An electrocardiogram (EKG or ECG) is a test that measures the electrical activity of your heartbeat. With each beat, an electrical pulse travels through the heart. This causes the muscle to squeeze and pump blood from the heart.

More specifically, an EKG can track how long the electrical wave takes to pass through the heart. Finding out how long a wave takes shows if the electrical activity is abnormal. Also, by measuring the amount of electrical activity in your heart, a cardiologist can find out if parts of the heart are too large or are overworked.

The EKG doesn’t send electricity into the body.


Who is eligible for an electrocardiogram (EKG)?

An EKG test is sometimes included in a routine exam for middle-aged and older adults because of their higher risk of heart disease.

You may need an EKG test if you have any of the following symptoms:

  • Fatigue.
  • Chest pain.
  • Arrhythmia.
  • Dizziness.
  • Shortness of breath.
  • Tachycardia (rapid heartbeat).

You may also need an EKG if you:

  • Have a family history of heart disease.

  • Are scheduled for surgery. Your health care provider may want to check your heart health before the procedure.

  • Have had a heart attack or other heart problems in the past.

  • Have a pacemaker. The EKG can show how well the device is working.

  • Are taking medicine for heart disease. The EKG can show if your medicine is effective.

What conditions can be diagnosed by an electrocardiogram (EKG)?

An EKG test is used to find various heart disorders, including:

  • Heart failure.
  • Blocked arteries.
  • Heart damage.
  • Heart attack.
  • Irregular heartbeat (arrhythmia).

How do I prepare for an electrocardiogram (EKG)?

You don't need to make any special preparations for an EKG test.

What should I expect during my electrocardiogram (EKG)?

You will be asked to lie down. The health care provider will clean several areas on your arms, legs, and chest and attach small electrodes to those areas. It may be necessary to shave or clip some hair, so the patches stick to the skin.

Wires connect the patches to a machine that turns the heart's electrical signals into wavy lines, often printed on paper. The doctor reviews the test results.

You will need to remain still during the procedure. The provider may also ask you to hold your breath for a few seconds as the test is being done. Any movement can alter the results. However, sometimes this test is done while exercising or under light stress to look for changes in the heartbeat. This type of EKG is called a stress test.

There’s no pain or risk associated with having an electrocardiogram. When the EKG stickers are removed, there may be some minor discomfort.

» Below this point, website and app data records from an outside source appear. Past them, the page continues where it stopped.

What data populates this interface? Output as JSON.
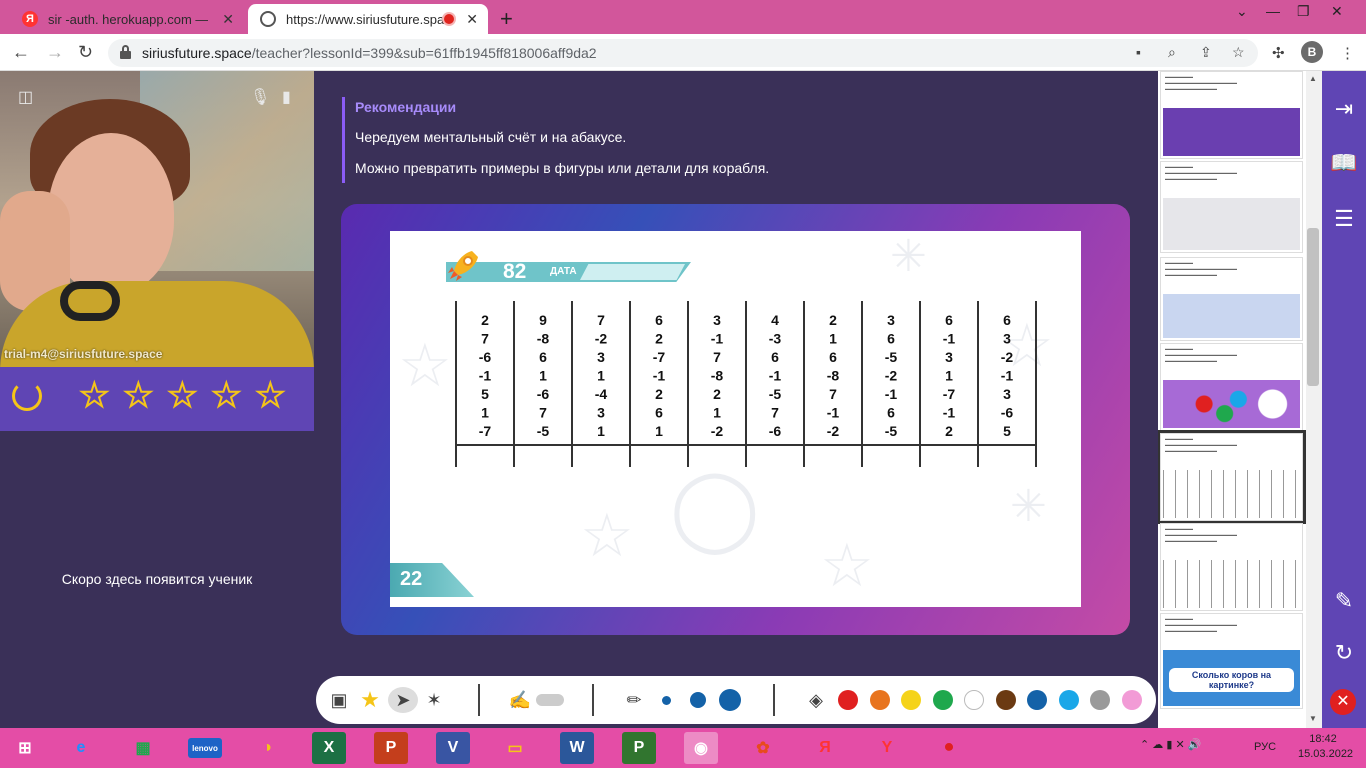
{
  "browser": {
    "tabs": [
      {
        "title": "sir -auth. herokuapp.com — Янде",
        "favicon": "yandex-icon",
        "active": false
      },
      {
        "title": "https://www.siriusfuture.space",
        "favicon": "globe-icon",
        "active": true,
        "recording": true
      }
    ],
    "url": {
      "host": "siriusfuture.space",
      "path": "/teacher?lessonId=399&sub=61ffb1945ff818006aff9da2"
    },
    "profile_initial": "B"
  },
  "video": {
    "participant": "trial-m4@siriusfuture.space"
  },
  "rating": {
    "max_stars": 5,
    "value": 0
  },
  "left_panel": {
    "waiting_text": "Скоро здесь появится ученик"
  },
  "recommendations": {
    "title": "Рекомендации",
    "lines": [
      "Чередуем ментальный счёт и на абакусе.",
      "Можно превратить примеры в фигуры или детали для корабля."
    ]
  },
  "slide": {
    "banner_number": "82",
    "banner_label": "ДАТА",
    "page_number": "22",
    "columns": [
      [
        "2",
        "7",
        "-6",
        "-1",
        "5",
        "1",
        "-7"
      ],
      [
        "9",
        "-8",
        "6",
        "1",
        "-6",
        "7",
        "-5"
      ],
      [
        "7",
        "-2",
        "3",
        "1",
        "-4",
        "3",
        "1"
      ],
      [
        "6",
        "2",
        "-7",
        "-1",
        "2",
        "6",
        "1"
      ],
      [
        "3",
        "-1",
        "7",
        "-8",
        "2",
        "1",
        "-2"
      ],
      [
        "4",
        "-3",
        "6",
        "-1",
        "-5",
        "7",
        "-6"
      ],
      [
        "2",
        "1",
        "6",
        "-8",
        "7",
        "-1",
        "-2"
      ],
      [
        "3",
        "6",
        "-5",
        "-2",
        "-1",
        "6",
        "-5"
      ],
      [
        "6",
        "-1",
        "3",
        "1",
        "-7",
        "-1",
        "2"
      ],
      [
        "6",
        "3",
        "-2",
        "-1",
        "3",
        "-6",
        "5"
      ]
    ]
  },
  "thumbnails": [
    {
      "kind": "space-dog",
      "color": "#6a3fb0"
    },
    {
      "kind": "marathon",
      "color": "#e6e6ea"
    },
    {
      "kind": "astronaut",
      "color": "#c9d6f0"
    },
    {
      "kind": "shapes",
      "color": "#a76ad6"
    },
    {
      "kind": "abacus-grid",
      "color": "#ffffff",
      "active": true
    },
    {
      "kind": "abacus-grid",
      "color": "#ffffff"
    },
    {
      "kind": "cows",
      "color": "#3a8ad6",
      "caption": "Сколько коров на картинке?"
    }
  ],
  "drawbar": {
    "colors": [
      "#e02020",
      "#e8741e",
      "#f5d31a",
      "#1fa84d",
      "#ffffff",
      "#6b3a12",
      "#1462a8",
      "#1aa7e8",
      "#9a9a9a",
      "#f29bd6"
    ],
    "brush_sizes": [
      "small",
      "medium",
      "large"
    ]
  },
  "taskbar": {
    "apps": [
      "start",
      "ie",
      "store",
      "lenovo",
      "audio",
      "excel",
      "powerpoint",
      "visio",
      "explorer",
      "word",
      "project",
      "chrome",
      "app-red",
      "yandex",
      "yandex-browser",
      "recorder"
    ],
    "lang": "РУС",
    "time": "18:42",
    "date": "15.03.2022"
  }
}
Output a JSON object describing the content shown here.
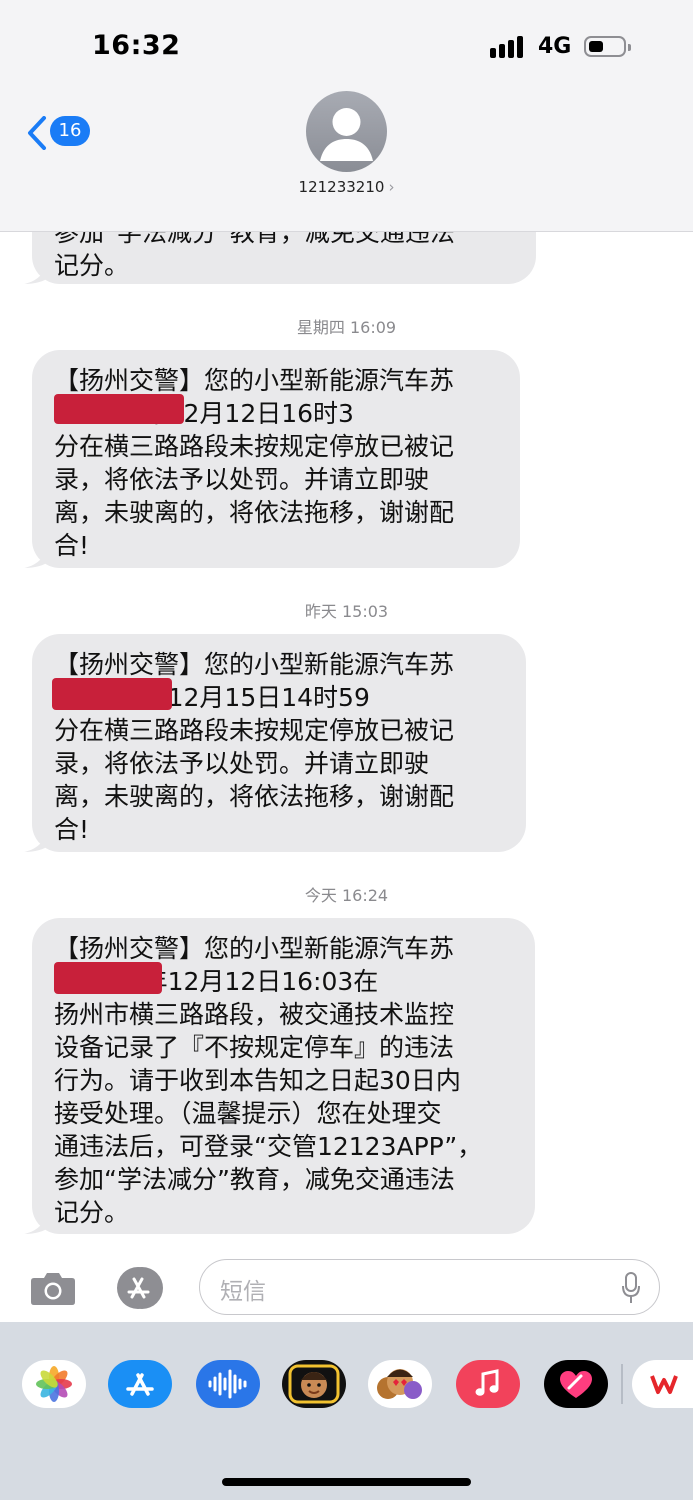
{
  "status_bar": {
    "time": "16:32",
    "network": "4G"
  },
  "header": {
    "back_count": "16",
    "contact_number": "121233210",
    "contact_chevron": "›"
  },
  "messages": [
    {
      "text": "参加“学法减分”教育，减免交通违法\n记分。"
    },
    {
      "timestamp": "星期四 16:09",
      "text": "【扬州交警】您的小型新能源汽车苏\n        于2024年12月12日16时3\n分在横三路路段未按规定停放已被记\n录，将依法予以处罚。并请立即驶\n离，未驶离的，将依法拖移，谢谢配\n合!"
    },
    {
      "timestamp": "昨天 15:03",
      "text": "【扬州交警】您的小型新能源汽车苏\n         于2024年12月15日14时59\n分在横三路路段未按规定停放已被记\n录，将依法予以处罚。并请立即驶\n离，未驶离的，将依法拖移，谢谢配\n合!"
    },
    {
      "timestamp": "今天 16:24",
      "text": "【扬州交警】您的小型新能源汽车苏\n         于2024年12月12日16:03在\n扬州市横三路路段，被交通技术监控\n设备记录了『不按规定停车』的违法\n行为。请于收到本告知之日起30日内\n接受处理。（温馨提示）您在处理交\n通违法后，可登录“交管12123APP”，\n参加“学法减分”教育，减免交通违法\n记分。"
    }
  ],
  "input": {
    "placeholder": "短信"
  },
  "colors": {
    "bubble": "#e9e9eb",
    "accent": "#1a7cf6",
    "redaction": "#c8203a"
  },
  "app_drawer": [
    "photos-icon",
    "app-store-icon",
    "audio-message-icon",
    "memoji-icon",
    "memoji-stickers-icon",
    "music-icon",
    "digital-touch-icon",
    "wps-icon"
  ]
}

Why choose Presbyterian for electrocardiogram (EKG)?

Presbyterian’s Heart and Vascular team has many different options to help you manage your heart condition. The team performs various diagnostic tests and procedures to help form an accurate diagnosis and create individualized treatment plans for your heart health needs. Depending on the type of heart condition you have and its underlying cause, the team can recommend a wide variety of treatment options, including lifestyle modifications, medications, and procedures. Our cardiologists and cardiovascular surgeons work closely together for cases in which surgery is the best treatment option. We also offer a customized cardiac rehabilitation program at our Healthplex, where clinically appropriate, which can improve your endurance and exercise tolerance, as well as improve heart-related symptoms. Your cardiologist will work with the rehabilitation team to create a plan that will be tailored to your individual health needs.